DCC DRIVEN BY GAINS AT ITS LARGEST DIVISION - Distribution and support services group, DCC, has reported a 21% increase in operating profit to €229m for the full year to the end of March. Revenue was up almost 20% at €13 billion. Adjusted earnings per share for the year rose by 26% on a constant currency basis.
Tommy Breen, DCC's chief executive, said the company had a strong year driven by gains at its largest division - energy - where performance was enhanced by a harsher winter than the previous year. "DCC has five businesses. We're looking to grow across all parts. 90% of our business comes from three sectors - energy, IT and healthcare. We'll be looking to deploy further capital into all those businesses and hopefully see growth,'' Mr Breen states.
The company recently switched its sole market listing to the UK. Tommy Breen said the decision had been taken reflecting the fact that over 90% of its business and its shareholder base is outside of Ireland now. "Many of our shareholders were keen to attract more analyst coverage from beyond Ireland. Given our business model, we believed the only realistic way to do that was to seek listing on the FTSE and cancel our Irish listing," he explained. "This has no impact on the business otherwise. We're still incorporated in Ireland, tax resident in Ireland and we're still headquartered in Ireland.

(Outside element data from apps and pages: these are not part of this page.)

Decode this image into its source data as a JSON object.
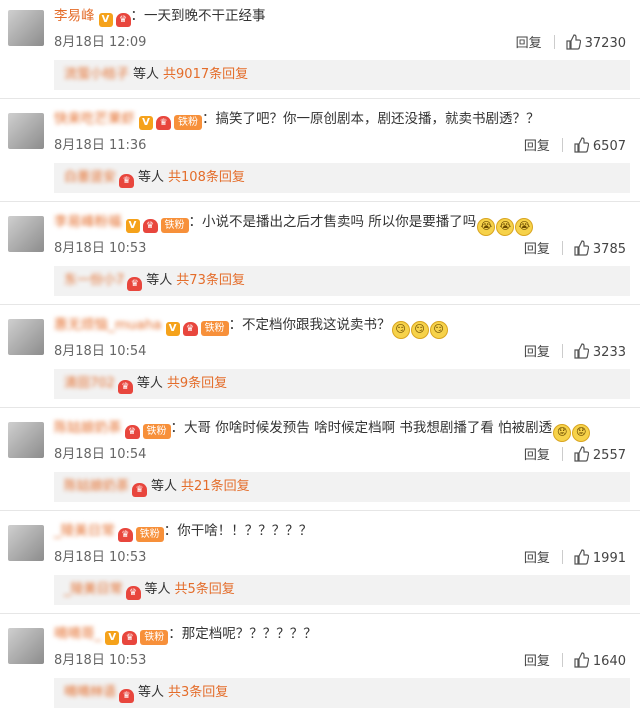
{
  "comments": [
    {
      "username": "李易峰",
      "verified": true,
      "crown": true,
      "tiefen": false,
      "text": "：一天到晚不干正经事",
      "emojis": [],
      "time": "8月18日 12:09",
      "reply_label": "回复",
      "likes": "37230",
      "replies": {
        "name": "流萤小桔子",
        "crown": false,
        "suffix": "等人",
        "count_text": "共9017条回复"
      }
    },
    {
      "username": "快来吃芒果虾",
      "verified": true,
      "crown": true,
      "tiefen": true,
      "text": "：搞笑了吧？你一原创剧本，剧还没播，就卖书剧透？？",
      "emojis": [],
      "time": "8月18日 11:36",
      "reply_label": "回复",
      "likes": "6507",
      "replies": {
        "name": "白墨竖安",
        "crown": true,
        "suffix": "等人",
        "count_text": "共108条回复"
      }
    },
    {
      "username": "李易峰粉福",
      "verified": true,
      "crown": true,
      "tiefen": true,
      "text": "：小说不是播出之后才售卖吗 所以你是要播了吗",
      "emojis": [
        "😭",
        "😭",
        "😭"
      ],
      "time": "8月18日 10:53",
      "reply_label": "回复",
      "likes": "3785",
      "replies": {
        "name": "东一份小7",
        "crown": true,
        "suffix": "等人",
        "count_text": "共73条回复"
      }
    },
    {
      "username": "惠无烦恼_muaha",
      "verified": true,
      "crown": true,
      "tiefen": true,
      "text": "：不定档你跟我这说卖书？",
      "emojis": [
        "😏",
        "😏",
        "😏"
      ],
      "time": "8月18日 10:54",
      "reply_label": "回复",
      "likes": "3233",
      "replies": {
        "name": "清田702",
        "crown": true,
        "suffix": "等人",
        "count_text": "共9条回复"
      }
    },
    {
      "username": "陈姑娘奶茶",
      "verified": false,
      "crown": true,
      "tiefen": true,
      "text": "：大哥 你啥时候发预告 啥时候定档啊 书我想剧播了看 怕被剧透",
      "emojis": [
        "😟",
        "😟"
      ],
      "time": "8月18日 10:54",
      "reply_label": "回复",
      "likes": "2557",
      "replies": {
        "name": "陈姑娘奶茶",
        "crown": true,
        "suffix": "等人",
        "count_text": "共21条回复"
      }
    },
    {
      "username": "_陵美日常",
      "verified": false,
      "crown": true,
      "tiefen": true,
      "text": "：你干啥！！？？？？？",
      "emojis": [],
      "time": "8月18日 10:53",
      "reply_label": "回复",
      "likes": "1991",
      "replies": {
        "name": "_陵美日常",
        "crown": true,
        "suffix": "等人",
        "count_text": "共5条回复"
      }
    },
    {
      "username": "嘀嘀哥_",
      "verified": true,
      "crown": true,
      "tiefen": true,
      "text": "：那定档呢？？？？？？",
      "emojis": [],
      "time": "8月18日 10:53",
      "reply_label": "回复",
      "likes": "1640",
      "replies": {
        "name": "嘀嘀林语",
        "crown": true,
        "suffix": "等人",
        "count_text": "共3条回复"
      }
    }
  ],
  "badges": {
    "verified_glyph": "V",
    "crown_glyph": "♛",
    "tiefen_label": "铁粉"
  },
  "colors": {
    "username": "#e46d2b",
    "reply_count": "#e46d2b",
    "reply_box_bg": "#f2f2f2"
  }
}
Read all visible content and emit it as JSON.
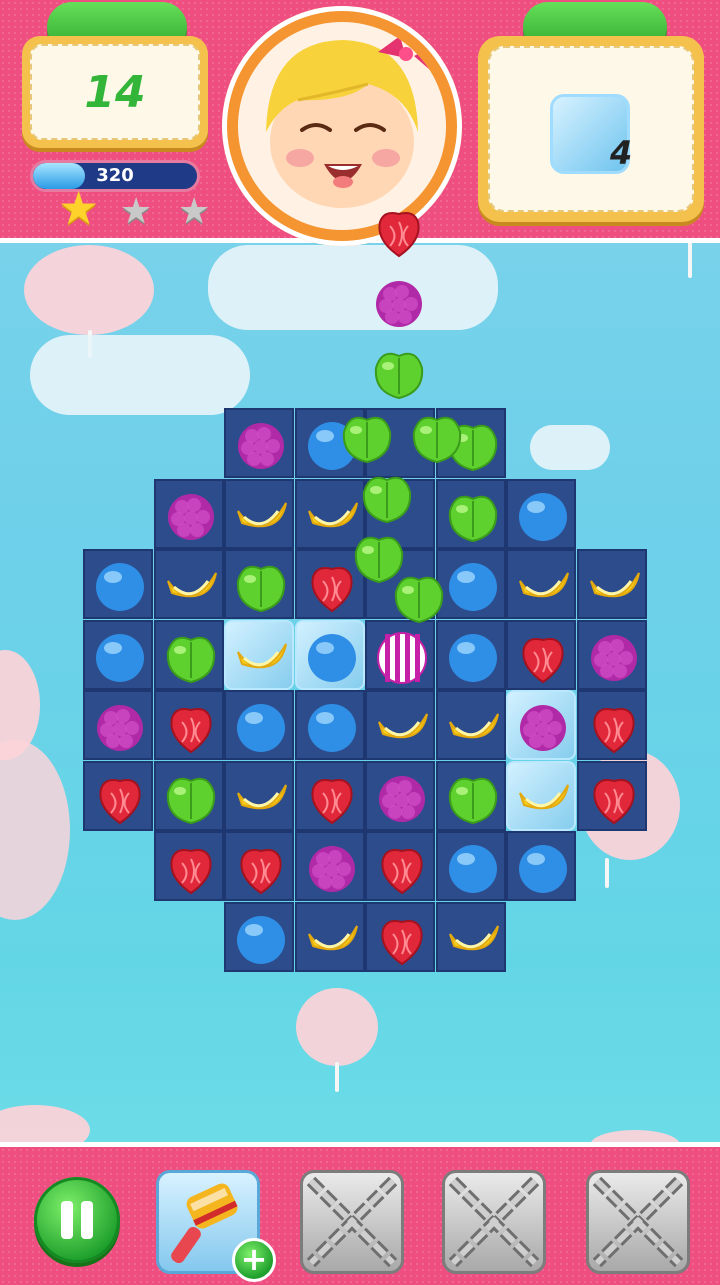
{
  "hud": {
    "moves_left": "14",
    "score": "320",
    "score_progress": 0.32,
    "stars_earned": 1,
    "stars_total": 3,
    "goal": {
      "item": "ice-block",
      "count": "4"
    }
  },
  "board": {
    "rows": [
      [
        "",
        "",
        "grape",
        "blueberry",
        "",
        "apple",
        "",
        ""
      ],
      [
        "",
        "grape",
        "banana",
        "banana",
        "",
        "apple",
        "blueberry",
        ""
      ],
      [
        "blueberry",
        "banana",
        "apple",
        "strawberry",
        "",
        "blueberry",
        "banana",
        "banana"
      ],
      [
        "blueberry",
        "apple",
        "banana",
        "blueberry",
        "striped-candy",
        "blueberry",
        "strawberry",
        "grape"
      ],
      [
        "grape",
        "strawberry",
        "blueberry",
        "blueberry",
        "banana",
        "banana",
        "grape",
        "strawberry"
      ],
      [
        "strawberry",
        "apple",
        "banana",
        "strawberry",
        "grape",
        "apple",
        "banana",
        "strawberry"
      ],
      [
        "",
        "strawberry",
        "strawberry",
        "grape",
        "strawberry",
        "blueberry",
        "blueberry",
        ""
      ],
      [
        "",
        "",
        "blueberry",
        "banana",
        "strawberry",
        "banana",
        "",
        ""
      ]
    ],
    "frozen_cells": [
      [
        3,
        2
      ],
      [
        3,
        3
      ],
      [
        4,
        6
      ],
      [
        5,
        6
      ]
    ],
    "falling": [
      "strawberry",
      "grape",
      "apple",
      "apple",
      "apple",
      "apple",
      "apple",
      "apple"
    ]
  },
  "colors": {
    "strawberry": "#e0283a",
    "grape": "#b02aa8",
    "blueberry": "#2f8fe6",
    "banana": "#f7cf1c",
    "apple": "#5fd12e"
  },
  "boosters": [
    {
      "icon": "hammer-icon",
      "state": "available"
    },
    {
      "icon": "chain-lock-icon",
      "state": "locked"
    },
    {
      "icon": "chain-lock-icon",
      "state": "locked"
    },
    {
      "icon": "chain-lock-icon",
      "state": "locked"
    }
  ]
}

It has no impact on our Irish employees,'' he added.
EURO FINANCE MINISTERS TO FOCUS ON TAX AVOIDANCE IN BRUSSELS TODAY - EU finance ministers will discuss tax affairs when they meet in Brussels today as well as banking regulation. The meeting comes at a time of gathering unease across Europe over taxation issues as the debate on austerity continues apace.
Brian Keegan, Taxation Director with Chartered Accountants Ireland, said the focus will likely be on measures against tax evasion or straightforward tax fraud. "At the moment, if an individual opens an account in another EU state, the revenue authorities will tell the appropriate revenue figures in the resident country that the account has been opened. What the commission wants is more detail on other products like life assurance policies but also permission to extend the exchange of information to countries outside the EU like Switzerland and Monaco."
Mr Keegan said it was difficult to judge what kinds of regulations or conclusions might come from such negotiations. "It's very difficult for the 27 member states to agree anything on taxation because it has to have the backing of all 27 countries. I think if there will be progress, it will be made on that savings directive. That would be a landmark result because there hasn't been any measurable progress on tax initiatives in the EU for several years." Mr Keegan said there is political appetite for change given the focus that has been on the losses from tax evasion and tax avoidance in Europe.
MORNING BRIEFS - Building materials group Grafton has reported a slight increase in revenue for the first four months of the year to €677m. UK revenue - when translated into euro - resulted in reduced group turnover for the period. The company said that trading was influenced by adverse weather conditions and continued economic weakness in the Group's markets.
*** Bookmaker Paddy Power has reported strong growth at the company has continued into the first half of this year. In an interim management statement covering the period January 1 to the start of May, it says group revenue was up 20% driven by a near 30% growth in online revenue and retail revenue is up 8%. Mobile now accounts for over 40% of all online revenue at the company. Shares in Paddy Power dropped almost 6% last month from highs of around €70 after Davy stockbrokers slashed its rating to underperform mainly owing to its exposure to the Italian market. But they were back up at almost €68 at the close of business yesterday.
*** Detroit could be the next US city to face possible bankruptcy. The city's emergency financial manager in a report yesterday said the Michigan city ws clearly insolvent. In his first official report, Kevyn Orr pointed out that the city faces a $162m cash shortfall mostly owing on pensions that it can not afford to pay. It also carries a $60m operating deficit. In April, Stockton in California became the largest US city to file for bankruptcy.